Cost-Effectiveness of Multigene Pharmacogenetic Testing in Patients With Acute Coronary Syndrome After Percutaneous Coronary Intervention

Value Health. 2020 Jan;23(1):61-73. doi: 10.1016/j.jval.2019.08.002. Epub 2019 Sep 25.

Abstract

Objective: To evaluate the cost-effectiveness of multigene testing (CYP2C19, SLCO1B1, CYP2C9, VKORC1) compared with single-gene testing (CYP2C19) and standard of care (no genotyping) in acute coronary syndrome (ACS) patients undergoing percutaneous coronary intervention (PCI) from Medicare's perspective.

Methods: A hybrid decision tree/Markov model was developed to simulate patients post-PCI for ACS requiring antiplatelet therapy (CYP2C19 to guide antiplatelet selection), statin therapy (SLCO1B1 to guide statin selection), and anticoagulant therapy in those that develop atrial fibrillation (CYP2C9/VKORC1 to guide warfarin dose) over 12 months, 24 months, and lifetime.
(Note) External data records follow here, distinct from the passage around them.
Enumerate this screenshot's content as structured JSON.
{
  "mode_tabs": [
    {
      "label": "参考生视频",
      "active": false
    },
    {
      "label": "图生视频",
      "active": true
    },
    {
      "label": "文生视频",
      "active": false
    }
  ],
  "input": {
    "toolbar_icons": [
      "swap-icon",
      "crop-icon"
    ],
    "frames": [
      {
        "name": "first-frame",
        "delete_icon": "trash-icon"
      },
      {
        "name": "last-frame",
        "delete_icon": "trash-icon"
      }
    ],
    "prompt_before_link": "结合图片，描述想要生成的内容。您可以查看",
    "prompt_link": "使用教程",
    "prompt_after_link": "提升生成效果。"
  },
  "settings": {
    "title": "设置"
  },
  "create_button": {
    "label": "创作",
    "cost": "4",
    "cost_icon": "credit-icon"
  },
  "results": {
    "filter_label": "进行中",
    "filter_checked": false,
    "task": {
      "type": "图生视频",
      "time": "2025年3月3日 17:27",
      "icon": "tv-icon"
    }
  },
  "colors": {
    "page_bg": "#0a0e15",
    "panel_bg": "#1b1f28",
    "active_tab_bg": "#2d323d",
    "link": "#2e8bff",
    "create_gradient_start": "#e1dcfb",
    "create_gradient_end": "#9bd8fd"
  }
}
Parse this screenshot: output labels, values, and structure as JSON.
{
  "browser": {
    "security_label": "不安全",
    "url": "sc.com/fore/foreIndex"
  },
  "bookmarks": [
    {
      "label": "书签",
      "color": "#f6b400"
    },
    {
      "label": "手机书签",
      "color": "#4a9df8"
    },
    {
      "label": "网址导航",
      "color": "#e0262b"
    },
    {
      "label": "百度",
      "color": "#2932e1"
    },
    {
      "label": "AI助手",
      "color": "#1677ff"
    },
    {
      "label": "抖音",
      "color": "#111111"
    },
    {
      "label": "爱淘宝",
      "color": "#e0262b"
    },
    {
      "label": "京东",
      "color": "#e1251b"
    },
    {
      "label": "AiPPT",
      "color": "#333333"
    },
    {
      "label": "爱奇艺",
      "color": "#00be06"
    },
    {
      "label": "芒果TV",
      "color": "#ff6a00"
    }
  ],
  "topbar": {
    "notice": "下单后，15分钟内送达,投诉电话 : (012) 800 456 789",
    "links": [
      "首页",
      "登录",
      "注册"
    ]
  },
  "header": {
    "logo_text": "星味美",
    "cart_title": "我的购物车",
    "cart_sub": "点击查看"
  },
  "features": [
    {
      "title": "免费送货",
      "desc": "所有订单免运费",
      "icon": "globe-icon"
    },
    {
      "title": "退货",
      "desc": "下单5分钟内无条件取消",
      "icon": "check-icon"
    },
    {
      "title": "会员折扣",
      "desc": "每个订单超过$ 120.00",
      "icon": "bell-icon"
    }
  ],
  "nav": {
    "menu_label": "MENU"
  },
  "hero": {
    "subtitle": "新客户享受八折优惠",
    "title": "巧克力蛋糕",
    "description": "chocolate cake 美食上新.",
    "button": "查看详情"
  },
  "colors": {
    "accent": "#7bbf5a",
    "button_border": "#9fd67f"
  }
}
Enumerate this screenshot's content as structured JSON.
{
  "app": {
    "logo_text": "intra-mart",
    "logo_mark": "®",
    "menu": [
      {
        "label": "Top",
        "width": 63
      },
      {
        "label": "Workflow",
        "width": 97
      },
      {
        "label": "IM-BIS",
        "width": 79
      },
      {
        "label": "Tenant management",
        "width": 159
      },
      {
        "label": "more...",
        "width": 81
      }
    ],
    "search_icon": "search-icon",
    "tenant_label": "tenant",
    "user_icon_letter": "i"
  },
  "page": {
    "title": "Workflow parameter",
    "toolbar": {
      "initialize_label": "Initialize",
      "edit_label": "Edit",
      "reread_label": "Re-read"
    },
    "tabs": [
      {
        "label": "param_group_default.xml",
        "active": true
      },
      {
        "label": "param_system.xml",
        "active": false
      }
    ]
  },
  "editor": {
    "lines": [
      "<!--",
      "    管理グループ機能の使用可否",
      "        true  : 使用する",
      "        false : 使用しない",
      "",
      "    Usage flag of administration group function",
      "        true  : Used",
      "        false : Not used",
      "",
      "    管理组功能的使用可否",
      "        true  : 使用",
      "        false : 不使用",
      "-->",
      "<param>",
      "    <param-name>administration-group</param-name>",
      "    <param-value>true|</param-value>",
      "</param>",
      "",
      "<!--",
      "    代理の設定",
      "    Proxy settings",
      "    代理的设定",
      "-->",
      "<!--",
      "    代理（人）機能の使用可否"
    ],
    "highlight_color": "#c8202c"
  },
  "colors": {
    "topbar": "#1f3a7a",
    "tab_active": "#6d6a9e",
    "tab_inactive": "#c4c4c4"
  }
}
The primary outcome was cost (2016 US dollar) per quality-adjusted life years (QALYs) gained. Costs and QALYs were discounted at 3% per year. Probabilistic sensitivity analysis (PSA) varied input parameters (event probabilities, prescription costs, event costs, health-state utilities) to estimate changes in the cost per QALY gained.

Results: Base-case-discounted results indicated that the cost per QALY gained was $59 876, $33 512, and $3780 at 12 months, 24 months, and lifetime, respectively, for multigene testing compared with standard of care. Single-gene testing was dominated by multigene testing at all time horizons. PSA-discounted results indicated that, at the $50 000/QALY gained willingness-to-pay threshold, multigene testing had the highest probability of cost-effectiveness in the majority of simulations at 24 months (61%) and over the lifetime (81%).

Conclusions: On the basis of projected simulations, multigene testing for Medicare patients post-PCI for ACS has a higher probability of being cost-effective over 24 months and the lifetime compared with single-gene testing and standard of care and could help optimize medication prescribing to improve patient outcomes.

Keywords: acute coronary syndrome; multigene testing; pharmacogenetics; precision medicine.

Publication types

  • Comparative Study
  • Research Support, Non-U.S. Gov't

MeSH terms

  • Acute Coronary Syndrome / diagnosis
  • Acute Coronary Syndrome / economics*
  • Acute Coronary Syndrome / mortality
  • Acute Coronary Syndrome / therapy*
  • Aged
  • Anticoagulants / adverse effects
  • Anticoagulants / economics*
  • Anticoagulants / therapeutic use*
  • Cost-Benefit Analysis
  • Cytochrome P-450 CYP2C19 / genetics
  • Cytochrome P-450 CYP2C9 / genetics
  • Decision Trees
  • Drug Costs*
  • Female
  • Humans
  • Hydroxymethylglutaryl-CoA Reductase Inhibitors / adverse effects
  • Hydroxymethylglutaryl-CoA Reductase Inhibitors / economics*
  • Hydroxymethylglutaryl-CoA Reductase Inhibitors / therapeutic use*
  • Liver-Specific Organic Anion Transporter 1 / genetics
  • Male
  • Markov Chains
  • Medicare / economics
  • Percutaneous Coronary Intervention / adverse effects
  • Percutaneous Coronary Intervention / economics*
  • Percutaneous Coronary Intervention / mortality
  • Pharmacogenomic Testing / economics*
  • Pharmacogenomic Variants*
  • Platelet Aggregation Inhibitors / adverse effects
  • Platelet Aggregation Inhibitors / economics*
  • Platelet Aggregation Inhibitors / therapeutic use*
  • Precision Medicine / economics
  • Predictive Value of Tests
  • Quality-Adjusted Life Years
  • Reproducibility of Results
  • Risk Factors
  • Time Factors
  • Treatment Outcome
  • United States
  • Vitamin K Epoxide Reductases / genetics

Substances

  • Anticoagulants
  • Hydroxymethylglutaryl-CoA Reductase Inhibitors
  • Liver-Specific Organic Anion Transporter 1
  • Platelet Aggregation Inhibitors
  • SLCO1B1 protein, human
  • CYP2C9 protein, human
  • Cytochrome P-450 CYP2C9
  • CYP2C19 protein, human
  • Cytochrome P-450 CYP2C19
  • VKORC1 protein, human
  • Vitamin K Epoxide Reductases